:: TRY IT ::
Using the records below, count the lines containing "JSON" and give only the total.

Entries from a dataset of interfaces:
↓

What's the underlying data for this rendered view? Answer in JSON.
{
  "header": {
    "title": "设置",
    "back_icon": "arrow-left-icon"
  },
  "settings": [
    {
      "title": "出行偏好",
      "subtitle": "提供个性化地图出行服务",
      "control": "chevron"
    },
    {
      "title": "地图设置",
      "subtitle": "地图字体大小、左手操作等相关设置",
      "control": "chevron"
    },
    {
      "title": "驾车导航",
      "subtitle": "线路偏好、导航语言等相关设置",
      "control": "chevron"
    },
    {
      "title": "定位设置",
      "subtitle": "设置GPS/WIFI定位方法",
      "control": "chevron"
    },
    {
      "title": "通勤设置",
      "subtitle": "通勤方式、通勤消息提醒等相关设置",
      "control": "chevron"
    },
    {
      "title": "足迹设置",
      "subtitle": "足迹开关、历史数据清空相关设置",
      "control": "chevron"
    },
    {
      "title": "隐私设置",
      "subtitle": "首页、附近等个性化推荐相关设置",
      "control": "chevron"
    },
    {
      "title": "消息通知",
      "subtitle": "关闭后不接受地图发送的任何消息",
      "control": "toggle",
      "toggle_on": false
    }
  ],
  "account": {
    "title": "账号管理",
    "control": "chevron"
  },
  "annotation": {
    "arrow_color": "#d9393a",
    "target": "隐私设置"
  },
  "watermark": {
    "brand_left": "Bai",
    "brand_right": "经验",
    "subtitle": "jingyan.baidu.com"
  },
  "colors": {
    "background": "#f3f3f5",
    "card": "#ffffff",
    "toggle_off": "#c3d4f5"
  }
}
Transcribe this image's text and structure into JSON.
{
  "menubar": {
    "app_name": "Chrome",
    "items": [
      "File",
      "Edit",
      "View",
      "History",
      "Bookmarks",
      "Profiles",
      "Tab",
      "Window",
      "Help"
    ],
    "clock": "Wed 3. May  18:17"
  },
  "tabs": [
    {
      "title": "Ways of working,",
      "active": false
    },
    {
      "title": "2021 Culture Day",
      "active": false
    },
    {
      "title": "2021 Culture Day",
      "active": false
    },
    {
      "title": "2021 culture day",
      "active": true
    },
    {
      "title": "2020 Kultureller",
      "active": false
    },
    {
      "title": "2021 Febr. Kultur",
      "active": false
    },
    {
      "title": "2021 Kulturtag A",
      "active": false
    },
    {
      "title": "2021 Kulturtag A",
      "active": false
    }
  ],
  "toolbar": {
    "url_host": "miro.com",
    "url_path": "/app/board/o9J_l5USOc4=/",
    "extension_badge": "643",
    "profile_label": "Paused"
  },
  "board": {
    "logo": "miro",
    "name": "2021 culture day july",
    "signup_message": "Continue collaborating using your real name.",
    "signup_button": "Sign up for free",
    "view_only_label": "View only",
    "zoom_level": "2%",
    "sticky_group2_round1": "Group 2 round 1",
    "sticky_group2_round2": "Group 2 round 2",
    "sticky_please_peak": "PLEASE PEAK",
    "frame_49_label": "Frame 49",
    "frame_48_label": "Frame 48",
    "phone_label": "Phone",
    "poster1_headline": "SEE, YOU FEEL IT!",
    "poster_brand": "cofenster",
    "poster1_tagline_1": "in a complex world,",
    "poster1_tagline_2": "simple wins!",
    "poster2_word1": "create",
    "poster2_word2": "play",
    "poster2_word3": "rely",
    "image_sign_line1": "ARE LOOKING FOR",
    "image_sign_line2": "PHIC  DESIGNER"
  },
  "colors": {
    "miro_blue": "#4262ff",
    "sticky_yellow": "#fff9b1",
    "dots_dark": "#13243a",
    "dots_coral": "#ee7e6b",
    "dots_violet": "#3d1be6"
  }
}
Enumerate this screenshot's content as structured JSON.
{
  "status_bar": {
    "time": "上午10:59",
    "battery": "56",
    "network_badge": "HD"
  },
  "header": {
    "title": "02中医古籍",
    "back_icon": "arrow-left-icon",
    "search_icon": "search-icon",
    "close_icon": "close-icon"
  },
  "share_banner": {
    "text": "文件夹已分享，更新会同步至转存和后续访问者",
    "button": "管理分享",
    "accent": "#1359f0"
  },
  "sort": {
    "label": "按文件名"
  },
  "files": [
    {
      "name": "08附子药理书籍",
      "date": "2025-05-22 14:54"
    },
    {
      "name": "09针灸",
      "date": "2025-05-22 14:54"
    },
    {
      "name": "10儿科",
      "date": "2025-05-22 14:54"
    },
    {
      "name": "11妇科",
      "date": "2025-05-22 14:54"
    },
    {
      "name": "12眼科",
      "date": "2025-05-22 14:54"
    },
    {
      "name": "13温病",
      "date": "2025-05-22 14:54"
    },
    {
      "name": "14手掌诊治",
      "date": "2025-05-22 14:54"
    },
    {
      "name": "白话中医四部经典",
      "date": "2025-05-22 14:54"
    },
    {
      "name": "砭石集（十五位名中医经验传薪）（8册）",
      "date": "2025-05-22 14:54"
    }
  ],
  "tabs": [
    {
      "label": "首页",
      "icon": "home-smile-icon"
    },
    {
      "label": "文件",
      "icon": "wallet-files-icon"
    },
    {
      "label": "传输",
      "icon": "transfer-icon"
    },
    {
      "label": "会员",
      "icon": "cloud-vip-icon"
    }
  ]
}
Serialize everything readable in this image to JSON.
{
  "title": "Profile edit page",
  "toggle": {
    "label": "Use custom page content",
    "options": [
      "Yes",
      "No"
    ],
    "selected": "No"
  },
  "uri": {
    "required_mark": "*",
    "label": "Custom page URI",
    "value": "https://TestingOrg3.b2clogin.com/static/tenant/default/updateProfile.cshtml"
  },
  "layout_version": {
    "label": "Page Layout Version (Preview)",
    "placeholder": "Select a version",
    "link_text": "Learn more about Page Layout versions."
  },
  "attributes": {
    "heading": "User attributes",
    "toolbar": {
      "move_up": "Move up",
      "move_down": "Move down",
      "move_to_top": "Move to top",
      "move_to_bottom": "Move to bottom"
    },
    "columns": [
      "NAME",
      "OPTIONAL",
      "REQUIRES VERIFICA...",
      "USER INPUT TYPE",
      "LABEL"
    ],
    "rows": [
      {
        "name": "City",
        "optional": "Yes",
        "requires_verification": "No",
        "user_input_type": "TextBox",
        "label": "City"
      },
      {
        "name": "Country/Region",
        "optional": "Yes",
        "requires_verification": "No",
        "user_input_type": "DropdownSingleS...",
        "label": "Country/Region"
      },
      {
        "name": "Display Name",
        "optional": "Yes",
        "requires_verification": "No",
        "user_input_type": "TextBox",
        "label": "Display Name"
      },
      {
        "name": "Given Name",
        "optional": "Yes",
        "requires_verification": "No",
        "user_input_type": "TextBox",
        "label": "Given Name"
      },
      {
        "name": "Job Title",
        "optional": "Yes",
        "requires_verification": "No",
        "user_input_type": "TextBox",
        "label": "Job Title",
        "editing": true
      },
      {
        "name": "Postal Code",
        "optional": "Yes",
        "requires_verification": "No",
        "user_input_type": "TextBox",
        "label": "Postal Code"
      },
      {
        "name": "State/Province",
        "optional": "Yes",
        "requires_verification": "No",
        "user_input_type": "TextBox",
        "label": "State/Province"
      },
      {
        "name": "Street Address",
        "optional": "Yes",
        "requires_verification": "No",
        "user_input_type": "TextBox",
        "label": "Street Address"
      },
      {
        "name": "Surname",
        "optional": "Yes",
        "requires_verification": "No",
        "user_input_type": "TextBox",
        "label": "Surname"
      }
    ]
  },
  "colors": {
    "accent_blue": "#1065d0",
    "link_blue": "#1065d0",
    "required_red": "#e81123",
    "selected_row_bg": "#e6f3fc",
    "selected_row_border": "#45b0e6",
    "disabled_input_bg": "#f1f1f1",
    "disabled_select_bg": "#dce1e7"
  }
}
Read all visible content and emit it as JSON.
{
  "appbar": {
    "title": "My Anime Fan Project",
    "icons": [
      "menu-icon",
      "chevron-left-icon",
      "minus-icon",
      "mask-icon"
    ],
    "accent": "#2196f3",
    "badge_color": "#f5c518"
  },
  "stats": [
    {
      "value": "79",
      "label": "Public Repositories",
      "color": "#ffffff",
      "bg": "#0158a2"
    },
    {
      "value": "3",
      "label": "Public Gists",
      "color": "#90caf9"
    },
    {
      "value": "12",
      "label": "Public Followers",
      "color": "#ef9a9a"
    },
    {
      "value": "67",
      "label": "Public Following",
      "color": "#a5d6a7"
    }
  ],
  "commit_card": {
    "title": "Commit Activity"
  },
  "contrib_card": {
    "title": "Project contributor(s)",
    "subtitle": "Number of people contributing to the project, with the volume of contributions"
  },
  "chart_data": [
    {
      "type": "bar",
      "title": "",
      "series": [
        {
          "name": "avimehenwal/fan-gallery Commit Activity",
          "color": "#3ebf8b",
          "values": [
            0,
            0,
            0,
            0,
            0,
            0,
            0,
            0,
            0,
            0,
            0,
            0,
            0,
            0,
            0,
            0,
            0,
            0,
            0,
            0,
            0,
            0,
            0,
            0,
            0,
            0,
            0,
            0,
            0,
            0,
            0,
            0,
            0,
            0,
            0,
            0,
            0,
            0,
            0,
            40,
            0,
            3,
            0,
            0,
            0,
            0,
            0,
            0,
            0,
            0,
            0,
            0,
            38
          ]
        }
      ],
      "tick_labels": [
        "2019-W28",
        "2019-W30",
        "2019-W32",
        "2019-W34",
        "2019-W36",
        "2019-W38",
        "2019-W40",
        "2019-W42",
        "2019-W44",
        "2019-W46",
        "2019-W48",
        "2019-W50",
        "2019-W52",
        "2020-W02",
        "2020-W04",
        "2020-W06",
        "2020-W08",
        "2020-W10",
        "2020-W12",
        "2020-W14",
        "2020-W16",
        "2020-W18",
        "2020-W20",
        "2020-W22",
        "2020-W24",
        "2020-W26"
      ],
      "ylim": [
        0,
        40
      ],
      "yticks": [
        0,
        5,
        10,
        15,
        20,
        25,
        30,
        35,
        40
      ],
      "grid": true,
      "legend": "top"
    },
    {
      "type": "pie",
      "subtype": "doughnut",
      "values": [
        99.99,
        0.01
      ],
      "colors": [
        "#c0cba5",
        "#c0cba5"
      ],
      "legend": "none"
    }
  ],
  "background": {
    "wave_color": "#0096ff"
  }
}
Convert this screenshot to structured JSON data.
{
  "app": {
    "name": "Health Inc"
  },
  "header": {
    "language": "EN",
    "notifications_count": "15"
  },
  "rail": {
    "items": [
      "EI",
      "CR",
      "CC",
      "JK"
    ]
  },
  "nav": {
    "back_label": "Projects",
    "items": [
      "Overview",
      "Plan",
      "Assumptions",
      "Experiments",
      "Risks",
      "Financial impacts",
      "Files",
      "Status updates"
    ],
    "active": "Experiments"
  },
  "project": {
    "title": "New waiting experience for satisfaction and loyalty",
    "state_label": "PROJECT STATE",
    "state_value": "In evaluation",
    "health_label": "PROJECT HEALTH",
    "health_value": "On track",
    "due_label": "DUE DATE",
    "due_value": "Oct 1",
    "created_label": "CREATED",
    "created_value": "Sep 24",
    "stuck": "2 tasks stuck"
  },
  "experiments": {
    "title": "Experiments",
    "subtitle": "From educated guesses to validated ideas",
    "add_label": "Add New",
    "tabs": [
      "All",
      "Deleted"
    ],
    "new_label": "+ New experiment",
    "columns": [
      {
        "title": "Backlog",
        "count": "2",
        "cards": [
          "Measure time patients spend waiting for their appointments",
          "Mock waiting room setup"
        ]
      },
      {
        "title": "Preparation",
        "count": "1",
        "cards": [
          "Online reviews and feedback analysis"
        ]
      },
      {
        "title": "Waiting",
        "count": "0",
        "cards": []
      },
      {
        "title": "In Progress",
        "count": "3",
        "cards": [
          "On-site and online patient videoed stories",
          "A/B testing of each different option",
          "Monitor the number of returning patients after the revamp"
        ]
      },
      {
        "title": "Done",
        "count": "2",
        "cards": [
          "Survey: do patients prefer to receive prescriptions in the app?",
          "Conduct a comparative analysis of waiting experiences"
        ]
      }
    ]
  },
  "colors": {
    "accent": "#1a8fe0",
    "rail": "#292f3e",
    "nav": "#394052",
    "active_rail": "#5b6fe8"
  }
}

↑

:: ANSWER TO THIS EXERCISE ::
6